§ Problem to work on: Exactly as shown, give the full listing again.

§ Input records:
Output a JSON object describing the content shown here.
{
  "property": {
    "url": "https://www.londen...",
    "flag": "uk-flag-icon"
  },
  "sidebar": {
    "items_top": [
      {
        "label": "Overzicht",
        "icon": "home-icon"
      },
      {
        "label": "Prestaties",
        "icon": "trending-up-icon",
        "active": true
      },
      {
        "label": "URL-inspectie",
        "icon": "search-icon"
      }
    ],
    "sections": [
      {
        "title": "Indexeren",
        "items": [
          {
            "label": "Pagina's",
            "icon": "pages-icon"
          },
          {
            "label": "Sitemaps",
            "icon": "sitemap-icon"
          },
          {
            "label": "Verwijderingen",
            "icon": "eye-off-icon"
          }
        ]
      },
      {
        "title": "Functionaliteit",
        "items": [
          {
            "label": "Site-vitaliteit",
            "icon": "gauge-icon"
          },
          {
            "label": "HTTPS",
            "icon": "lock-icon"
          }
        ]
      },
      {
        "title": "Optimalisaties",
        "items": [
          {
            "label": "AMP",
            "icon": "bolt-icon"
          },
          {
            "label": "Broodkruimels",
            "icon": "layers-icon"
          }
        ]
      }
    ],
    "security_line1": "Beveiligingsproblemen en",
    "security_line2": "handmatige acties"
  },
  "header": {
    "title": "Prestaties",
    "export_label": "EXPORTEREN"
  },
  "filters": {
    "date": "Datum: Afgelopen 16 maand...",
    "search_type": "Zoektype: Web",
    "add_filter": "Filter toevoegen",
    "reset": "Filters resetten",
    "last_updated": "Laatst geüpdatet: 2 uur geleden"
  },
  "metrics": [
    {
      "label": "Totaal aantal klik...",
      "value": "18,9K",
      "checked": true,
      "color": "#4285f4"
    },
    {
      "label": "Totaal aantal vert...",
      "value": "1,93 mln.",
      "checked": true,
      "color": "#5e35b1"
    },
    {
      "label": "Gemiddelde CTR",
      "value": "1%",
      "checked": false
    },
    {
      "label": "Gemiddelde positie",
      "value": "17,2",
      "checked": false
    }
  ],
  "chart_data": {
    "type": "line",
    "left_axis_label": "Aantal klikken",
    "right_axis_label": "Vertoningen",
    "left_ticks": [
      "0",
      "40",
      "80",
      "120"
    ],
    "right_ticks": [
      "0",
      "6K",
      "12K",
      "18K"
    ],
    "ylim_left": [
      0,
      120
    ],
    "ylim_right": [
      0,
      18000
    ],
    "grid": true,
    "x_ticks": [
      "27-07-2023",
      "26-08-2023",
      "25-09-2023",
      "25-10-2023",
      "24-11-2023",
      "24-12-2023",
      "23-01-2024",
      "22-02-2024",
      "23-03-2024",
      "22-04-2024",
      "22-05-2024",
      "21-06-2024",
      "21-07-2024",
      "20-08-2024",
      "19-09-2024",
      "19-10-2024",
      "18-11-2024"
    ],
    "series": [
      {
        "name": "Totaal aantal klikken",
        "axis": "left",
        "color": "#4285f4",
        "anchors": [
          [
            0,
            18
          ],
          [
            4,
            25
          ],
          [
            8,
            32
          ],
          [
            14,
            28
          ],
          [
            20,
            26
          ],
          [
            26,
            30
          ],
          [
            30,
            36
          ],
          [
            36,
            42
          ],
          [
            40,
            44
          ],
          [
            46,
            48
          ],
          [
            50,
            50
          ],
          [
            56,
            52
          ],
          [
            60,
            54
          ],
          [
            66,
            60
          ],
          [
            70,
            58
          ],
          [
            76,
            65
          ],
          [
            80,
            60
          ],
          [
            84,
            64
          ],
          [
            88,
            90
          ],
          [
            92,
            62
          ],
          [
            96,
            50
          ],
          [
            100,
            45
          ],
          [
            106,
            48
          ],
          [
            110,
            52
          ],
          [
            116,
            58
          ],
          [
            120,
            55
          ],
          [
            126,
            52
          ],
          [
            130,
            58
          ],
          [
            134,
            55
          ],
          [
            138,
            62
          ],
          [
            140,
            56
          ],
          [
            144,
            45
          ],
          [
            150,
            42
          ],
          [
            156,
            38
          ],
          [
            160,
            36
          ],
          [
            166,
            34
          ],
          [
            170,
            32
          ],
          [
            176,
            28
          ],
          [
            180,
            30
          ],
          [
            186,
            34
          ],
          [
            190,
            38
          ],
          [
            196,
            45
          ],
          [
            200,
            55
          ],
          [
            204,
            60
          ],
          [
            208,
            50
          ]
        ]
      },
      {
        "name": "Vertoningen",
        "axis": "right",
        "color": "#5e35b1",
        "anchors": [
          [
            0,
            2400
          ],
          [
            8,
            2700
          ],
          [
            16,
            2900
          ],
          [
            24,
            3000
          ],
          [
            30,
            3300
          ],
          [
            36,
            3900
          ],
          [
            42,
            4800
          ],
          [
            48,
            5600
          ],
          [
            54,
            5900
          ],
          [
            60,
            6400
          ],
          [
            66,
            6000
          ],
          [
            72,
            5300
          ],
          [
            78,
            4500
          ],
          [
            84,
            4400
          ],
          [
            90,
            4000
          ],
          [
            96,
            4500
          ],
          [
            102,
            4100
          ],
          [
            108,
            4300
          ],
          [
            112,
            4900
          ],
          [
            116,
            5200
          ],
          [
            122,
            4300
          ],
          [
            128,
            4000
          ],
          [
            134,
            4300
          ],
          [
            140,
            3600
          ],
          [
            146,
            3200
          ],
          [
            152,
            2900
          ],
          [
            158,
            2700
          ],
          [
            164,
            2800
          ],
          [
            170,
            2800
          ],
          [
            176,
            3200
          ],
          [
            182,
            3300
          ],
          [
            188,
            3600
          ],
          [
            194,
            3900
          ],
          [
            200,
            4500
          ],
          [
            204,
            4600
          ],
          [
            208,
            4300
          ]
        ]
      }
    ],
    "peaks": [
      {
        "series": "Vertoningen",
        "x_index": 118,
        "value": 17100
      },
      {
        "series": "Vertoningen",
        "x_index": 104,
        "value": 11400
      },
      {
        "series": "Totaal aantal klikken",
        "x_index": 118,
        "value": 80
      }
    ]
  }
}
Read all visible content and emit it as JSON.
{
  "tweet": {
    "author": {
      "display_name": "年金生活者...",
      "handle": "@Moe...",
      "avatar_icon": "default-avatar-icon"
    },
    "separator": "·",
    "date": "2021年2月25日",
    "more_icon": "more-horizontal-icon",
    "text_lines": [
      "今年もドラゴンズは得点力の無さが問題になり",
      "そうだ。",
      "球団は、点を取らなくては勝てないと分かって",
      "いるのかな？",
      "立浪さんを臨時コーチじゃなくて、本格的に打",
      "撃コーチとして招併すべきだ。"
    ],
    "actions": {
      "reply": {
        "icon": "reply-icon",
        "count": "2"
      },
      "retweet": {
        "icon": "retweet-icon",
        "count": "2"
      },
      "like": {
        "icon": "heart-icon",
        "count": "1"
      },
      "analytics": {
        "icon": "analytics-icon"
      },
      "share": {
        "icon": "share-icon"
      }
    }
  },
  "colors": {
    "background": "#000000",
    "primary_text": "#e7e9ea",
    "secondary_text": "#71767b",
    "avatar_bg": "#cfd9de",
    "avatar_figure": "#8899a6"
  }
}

§ Output:
Output a JSON object describing the content shown here.
{
  "property": {
    "url": "https://www.londen...",
    "flag": "uk-flag-icon"
  },
  "sidebar": {
    "items_top": [
      {
        "label": "Overzicht",
        "icon": "home-icon"
      },
      {
        "label": "Prestaties",
        "icon": "trending-up-icon",
        "active": true
      },
      {
        "label": "URL-inspectie",
        "icon": "search-icon"
      }
    ],
    "sections": [
      {
        "title": "Indexeren",
        "items": [
          {
            "label": "Pagina's",
            "icon": "pages-icon"
          },
          {
            "label": "Sitemaps",
            "icon": "sitemap-icon"
          },
          {
            "label": "Verwijderingen",
            "icon": "eye-off-icon"
          }
        ]
      },
      {
        "title": "Functionaliteit",
        "items": [
          {
            "label": "Site-vitaliteit",
            "icon": "gauge-icon"
          },
          {
            "label": "HTTPS",
            "icon": "lock-icon"
          }
        ]
      },
      {
        "title": "Optimalisaties",
        "items": [
          {
            "label": "AMP",
            "icon": "bolt-icon"
          },
          {
            "label": "Broodkruimels",
            "icon": "layers-icon"
          }
        ]
      }
    ],
    "security_line1": "Beveiligingsproblemen en",
    "security_line2": "handmatige acties"
  },
  "header": {
    "title": "Prestaties",
    "export_label": "EXPORTEREN"
  },
  "filters": {
    "date": "Datum: Afgelopen 16 maand...",
    "search_type": "Zoektype: Web",
    "add_filter": "Filter toevoegen",
    "reset": "Filters resetten",
    "last_updated": "Laatst geüpdatet: 2 uur geleden"
  },
  "metrics": [
    {
      "label": "Totaal aantal klik...",
      "value": "18,9K",
      "checked": true,
      "color": "#4285f4"
    },
    {
      "label": "Totaal aantal vert...",
      "value": "1,93 mln.",
      "checked": true,
      "color": "#5e35b1"
    },
    {
      "label": "Gemiddelde CTR",
      "value": "1%",
      "checked": false
    },
    {
      "label": "Gemiddelde positie",
      "value": "17,2",
      "checked": false
    }
  ],
  "chart_data": {
    "type": "line",
    "left_axis_label": "Aantal klikken",
    "right_axis_label": "Vertoningen",
    "left_ticks": [
      "0",
      "40",
      "80",
      "120"
    ],
    "right_ticks": [
      "0",
      "6K",
      "12K",
      "18K"
    ],
    "ylim_left": [
      0,
      120
    ],
    "ylim_right": [
      0,
      18000
    ],
    "grid": true,
    "x_ticks": [
      "27-07-2023",
      "26-08-2023",
      "25-09-2023",
      "25-10-2023",
      "24-11-2023",
      "24-12-2023",
      "23-01-2024",
      "22-02-2024",
      "23-03-2024",
      "22-04-2024",
      "22-05-2024",
      "21-06-2024",
      "21-07-2024",
      "20-08-2024",
      "19-09-2024",
      "19-10-2024",
      "18-11-2024"
    ],
    "series": [
      {
        "name": "Totaal aantal klikken",
        "axis": "left",
        "color": "#4285f4",
        "anchors": [
          [
            0,
            18
          ],
          [
            4,
            25
          ],
          [
            8,
            32
          ],
          [
            14,
            28
          ],
          [
            20,
            26
          ],
          [
            26,
            30
          ],
          [
            30,
            36
          ],
          [
            36,
            42
          ],
          [
            40,
            44
          ],
          [
            46,
            48
          ],
          [
            50,
            50
          ],
          [
            56,
            52
          ],
          [
            60,
            54
          ],
          [
            66,
            60
          ],
          [
            70,
            58
          ],
          [
            76,
            65
          ],
          [
            80,
            60
          ],
          [
            84,
            64
          ],
          [
            88,
            90
          ],
          [
            92,
            62
          ],
          [
            96,
            50
          ],
          [
            100,
            45
          ],
          [
            106,
            48
          ],
          [
            110,
            52
          ],
          [
            116,
            58
          ],
          [
            120,
            55
          ],
          [
            126,
            52
          ],
          [
            130,
            58
          ],
          [
            134,
            55
          ],
          [
            138,
            62
          ],
          [
            140,
            56
          ],
          [
            144,
            45
          ],
          [
            150,
            42
          ],
          [
            156,
            38
          ],
          [
            160,
            36
          ],
          [
            166,
            34
          ],
          [
            170,
            32
          ],
          [
            176,
            28
          ],
          [
            180,
            30
          ],
          [
            186,
            34
          ],
          [
            190,
            38
          ],
          [
            196,
            45
          ],
          [
            200,
            55
          ],
          [
            204,
            60
          ],
          [
            208,
            50
          ]
        ]
      },
      {
        "name": "Vertoningen",
        "axis": "right",
        "color": "#5e35b1",
        "anchors": [
          [
            0,
            2400
          ],
          [
            8,
            2700
          ],
          [
            16,
            2900
          ],
          [
            24,
            3000
          ],
          [
            30,
            3300
          ],
          [
            36,
            3900
          ],
          [
            42,
            4800
          ],
          [
            48,
            5600
          ],
          [
            54,
            5900
          ],
          [
            60,
            6400
          ],
          [
            66,
            6000
          ],
          [
            72,
            5300
          ],
          [
            78,
            4500
          ],
          [
            84,
            4400
          ],
          [
            90,
            4000
          ],
          [
            96,
            4500
          ],
          [
            102,
            4100
          ],
          [
            108,
            4300
          ],
          [
            112,
            4900
          ],
          [
            116,
            5200
          ],
          [
            122,
            4300
          ],
          [
            128,
            4000
          ],
          [
            134,
            4300
          ],
          [
            140,
            3600
          ],
          [
            146,
            3200
          ],
          [
            152,
            2900
          ],
          [
            158,
            2700
          ],
          [
            164,
            2800
          ],
          [
            170,
            2800
          ],
          [
            176,
            3200
          ],
          [
            182,
            3300
          ],
          [
            188,
            3600
          ],
          [
            194,
            3900
          ],
          [
            200,
            4500
          ],
          [
            204,
            4600
          ],
          [
            208,
            4300
          ]
        ]
      }
    ],
    "peaks": [
      {
        "series": "Vertoningen",
        "x_index": 118,
        "value": 17100
      },
      {
        "series": "Vertoningen",
        "x_index": 104,
        "value": 11400
      },
      {
        "series": "Totaal aantal klikken",
        "x_index": 118,
        "value": 80
      }
    ]
  }
}
Read all visible content and emit it as JSON.
{
  "tweet": {
    "author": {
      "display_name": "年金生活者...",
      "handle": "@Moe...",
      "avatar_icon": "default-avatar-icon"
    },
    "separator": "·",
    "date": "2021年2月25日",
    "more_icon": "more-horizontal-icon",
    "text_lines": [
      "今年もドラゴンズは得点力の無さが問題になり",
      "そうだ。",
      "球団は、点を取らなくては勝てないと分かって",
      "いるのかな？",
      "立浪さんを臨時コーチじゃなくて、本格的に打",
      "撃コーチとして招併すべきだ。"
    ],
    "actions": {
      "reply": {
        "icon": "reply-icon",
        "count": "2"
      },
      "retweet": {
        "icon": "retweet-icon",
        "count": "2"
      },
      "like": {
        "icon": "heart-icon",
        "count": "1"
      },
      "analytics": {
        "icon": "analytics-icon"
      },
      "share": {
        "icon": "share-icon"
      }
    }
  },
  "colors": {
    "background": "#000000",
    "primary_text": "#e7e9ea",
    "secondary_text": "#71767b",
    "avatar_bg": "#cfd9de",
    "avatar_figure": "#8899a6"
  }
}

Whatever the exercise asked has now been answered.